why do publishers get 90% of the cover cost?(9 Posts)
I don't understand this at all. 90% is a helluva chunk.
They have the costs of production, which aren't cheap, plus actually printing and shipping the books, ditto.
Seems like publishers no longer do much in the way of marketing, though. So, WHY is it 90%?
Anyone able to help me figure it out?
I suspect any % is negotiable - but I think there is a misunderstanding...
traditional % for the author is 10% (rising with sales) - but the remaining 90% is not the publisher's - the bookseller will traditionally take 50% and the 10% for the author may be against RRP but the book sell for well under RRP...
so a publisher might have 40% from which they have to pay the printing / distribution / marketing costs - and their own staff and office overheads, and then make a profit - and that profit ideally has to allow for the fact that maybe only 1 in x books is actually profitable...
this is an interesting article:
Ah, that is really helpful, thanks, Akkakk.
I'm trying to weigh up self publishing v publisher. It's for a work book, and the contract showed how much effort I'd have to do for the marketing - basically, all of it. Which made me wonder what on earth I'm getting for their cut, you know?
Will you be able to actually get it into bookshops without a publisher behind you, do you think? That’s one big advantage that publishing houses have, I’m not sure how you replicate that as an indie.
I think a lot depends on how much time you have - basically publisher-led publishing (i.e. contract etc.) seems to move more and more towards zero effort unless you are already known to be a success - the top authors get advances in the millions and lots of publicity, because it is a known gamble - the rest, they get pretty much nothing...
If it is a work book and you can identify the audience ahead of time, then it should be easy to do the marketing yourself - otherwise it can be tricky.
the facebook group '20booksto50k' (https://www.facebook.com/groups/781495321956934/) is a good resource for those self-publishing through Amazon etc. - it shows what can be done -but also shows how much work it can be...
I would try to identify the market, then work out how you get to that market and work backwards to make your choice - you won't get 100% of the income either as you will have costs (and don't forget to factor in your time!) - but if this is one of many then it can be worth investing in learning how to do it...
This is incredibly helpful, thank you.
I don't really want to learn how to self publish. It's a job in itself, and I want to do MY job! The benefit of publisher is that they know what they are doing and the benefit to me of a book is it'll help my career. I'll not make money from a book (people rarely do!) but, I can make money from speaking engagements, and the book will give me a bit of authority that I currently lack.

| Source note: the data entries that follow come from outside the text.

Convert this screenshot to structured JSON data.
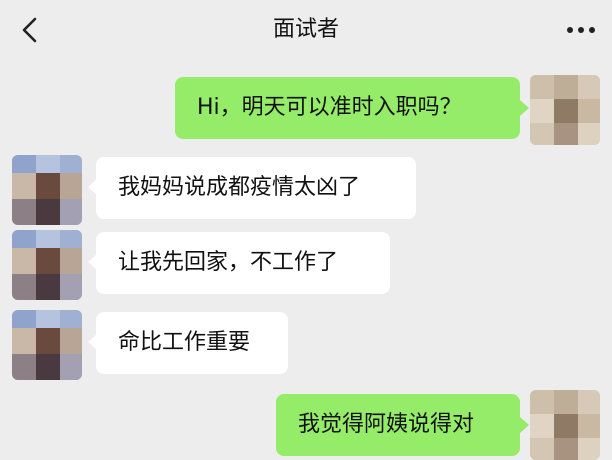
{
  "header": {
    "title": "面试者"
  },
  "messages": [
    {
      "side": "self",
      "text": "Hi，明天可以准时入职吗？"
    },
    {
      "side": "other",
      "text": "我妈妈说成都疫情太凶了"
    },
    {
      "side": "other",
      "text": "让我先回家，不工作了"
    },
    {
      "side": "other",
      "text": "命比工作重要"
    },
    {
      "side": "self",
      "text": "我觉得阿姨说得对"
    }
  ],
  "colors": {
    "background": "#ededed",
    "self_bubble": "#95ec69",
    "other_bubble": "#ffffff"
  },
  "icons": {
    "back": "chevron-left-icon",
    "more": "more-dots-icon",
    "avatar": "pixelated-avatar"
  }
}
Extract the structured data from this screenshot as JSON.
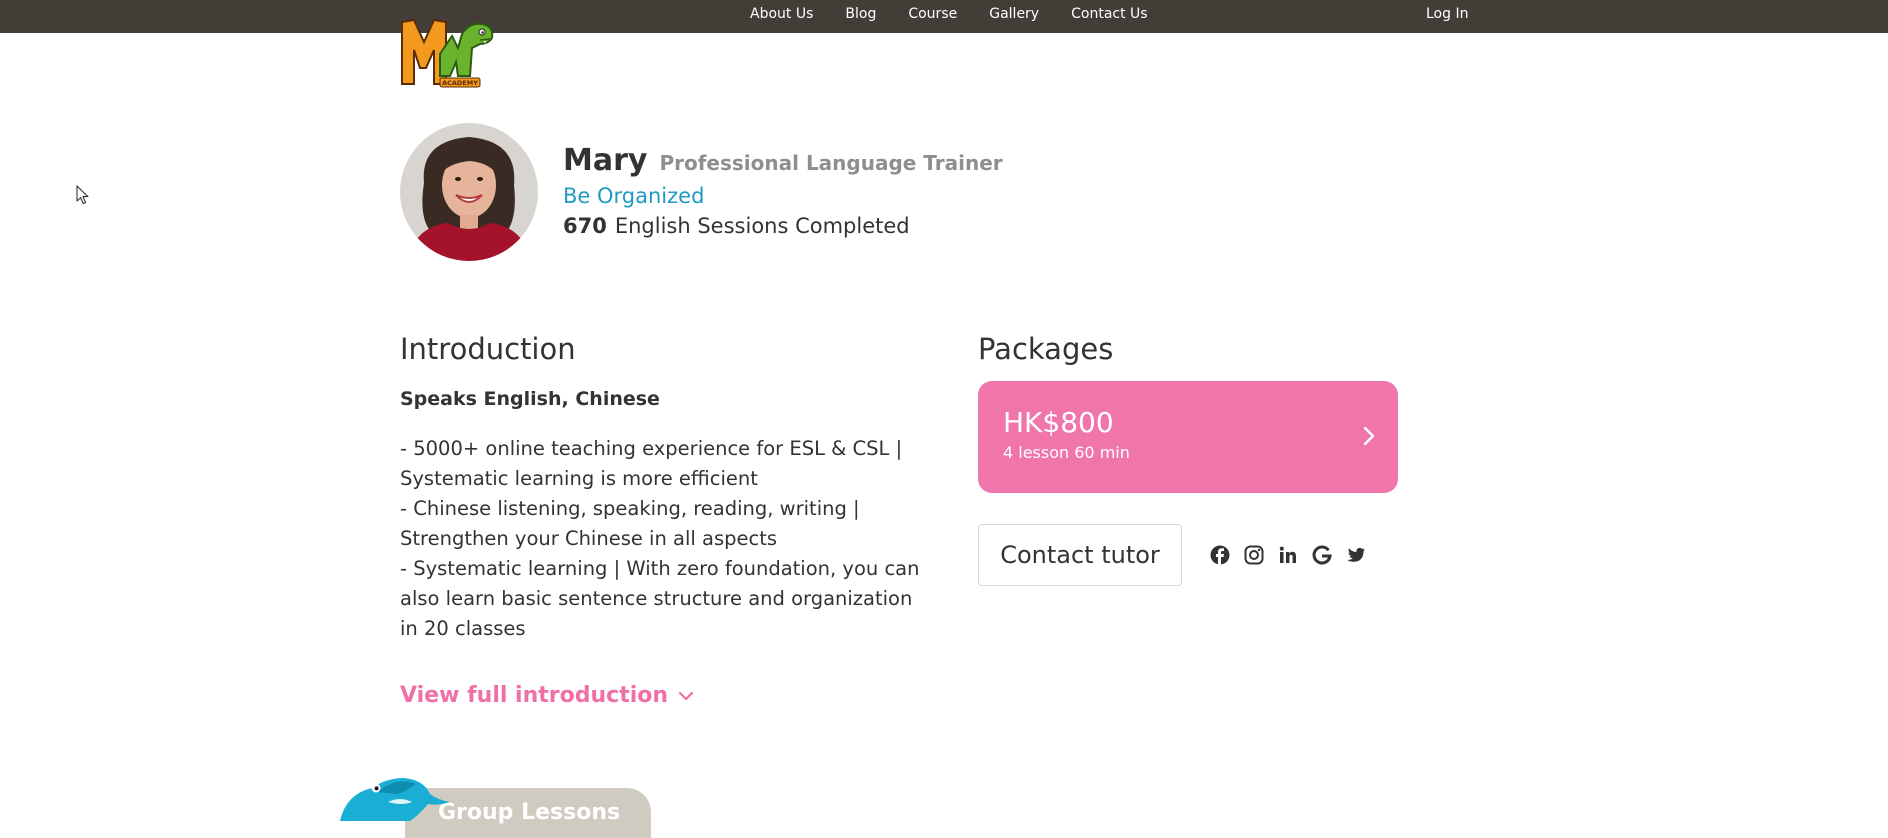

I had a contract from a big publishing house, but, the Society of Authors were less than enthusiastic about the terms and conditions in the contract. It was really poor, 20% of the industry standard for e-books etc, and the commitments we agreed verbally were not in the contract, so I turned it down. Which felt a bit cheeky but also bloody good.
There are 3 other publishers interested, so, I know it's likely I can get someone to do it. I also understand that publishing is not my field and that it's an entire industry that I am not part of - it's possible to self publish, but, I'm not convinced it's what I should be doing, my time is best spent developing my established skills, I think.
Of course, what I'm really doing is procrastinating over writing the sodding book...
from the sound of it - self-publishing would be the wrong route - there can also be academic / corporate credibility in the fact that a publishing company has picked up the book rather than it being self-published!
Oh, that's a really good point! Yes, that makes total sense.
Weirdly, another publisher messaged me today - so, I guess that's the decision made.
I'll get on with writing the book - I've blocked off time this month and will get two chapters done and the rest drafted, and see what happens.
How hard can it be?
You are lucky that you have so much choice. I agree that you need a prestigious publisher involved as it'll give your work a status that it just doesn't have if it's self published.
For the PP who said rates are negotiable - they might be if you are already a massive seller, but they're not otherwise.
Does the % go up in your favour if the sales are good?
Will you get an advance?
Join the discussion
Registering is free, quick, and means you can join in the discussion, watch threads, get discounts, win prizes and lots more.Get started »
Please login first.